Work item
In the entries that follow, which lines hold the string "kursifant"? List them.

Input material
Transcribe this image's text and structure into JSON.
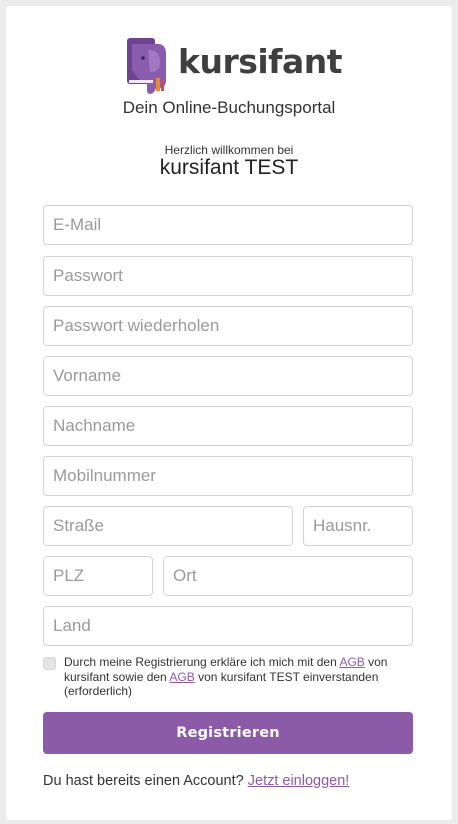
{
  "brand": {
    "logo_text": "kursifant",
    "tagline": "Dein Online-Buchungsportal",
    "welcome": "Herzlich willkommen bei",
    "portal_name": "kursifant TEST",
    "logo_icon": "elephant-book-icon",
    "colors": {
      "primary": "#8c5ba7",
      "logo_purple": "#7b4f9a",
      "logo_orange": "#e8893a",
      "logo_red": "#d94848"
    }
  },
  "form": {
    "email_placeholder": "E-Mail",
    "password_placeholder": "Passwort",
    "password_repeat_placeholder": "Passwort wiederholen",
    "firstname_placeholder": "Vorname",
    "lastname_placeholder": "Nachname",
    "mobile_placeholder": "Mobilnummer",
    "street_placeholder": "Straße",
    "housenumber_placeholder": "Hausnr.",
    "zip_placeholder": "PLZ",
    "city_placeholder": "Ort",
    "country_placeholder": "Land"
  },
  "consent": {
    "text_1": "Durch meine Registrierung erkläre ich mich mit den ",
    "agb_link_1": "AGB",
    "text_2": " von kursifant sowie den ",
    "agb_link_2": "AGB",
    "text_3": " von kursifant TEST einverstanden (erforderlich)",
    "checked": false
  },
  "actions": {
    "register_label": "Registrieren",
    "login_prompt": "Du hast bereits einen Account? ",
    "login_link": "Jetzt einloggen!"
  }
}
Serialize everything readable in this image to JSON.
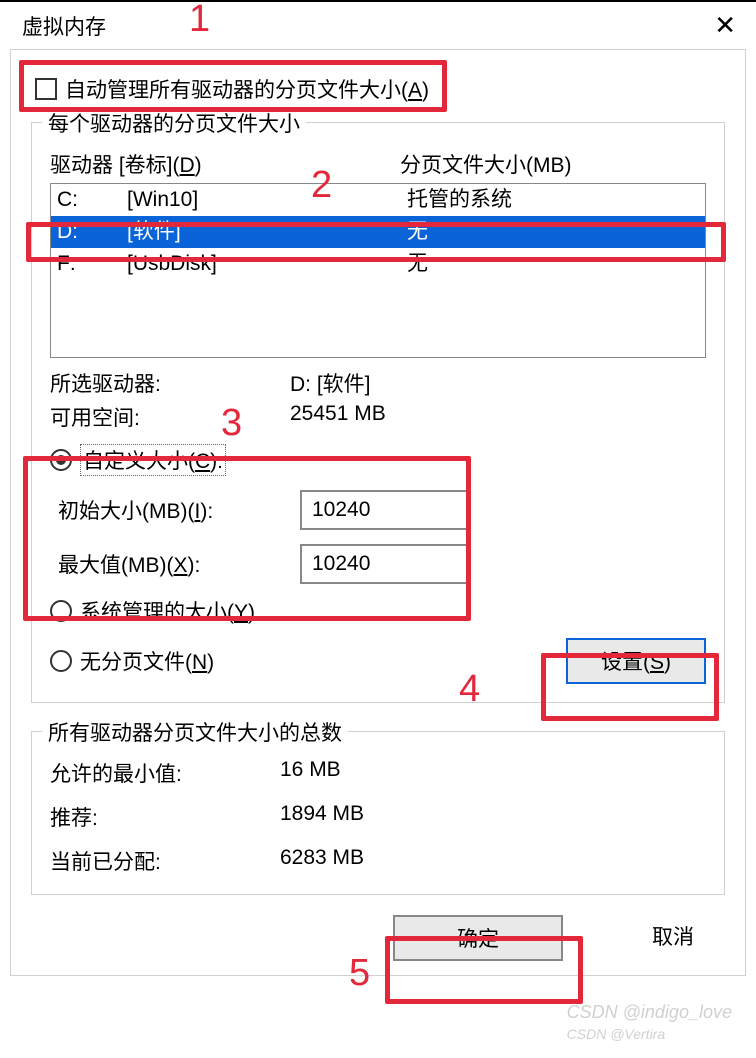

Answer for the task
    "logo_text": "kursifant",
    "portal_name": "kursifant TEST",
    "text_2": " von kursifant sowie den ",
    "text_3": " von kursifant TEST einverstanden (erforderlich)",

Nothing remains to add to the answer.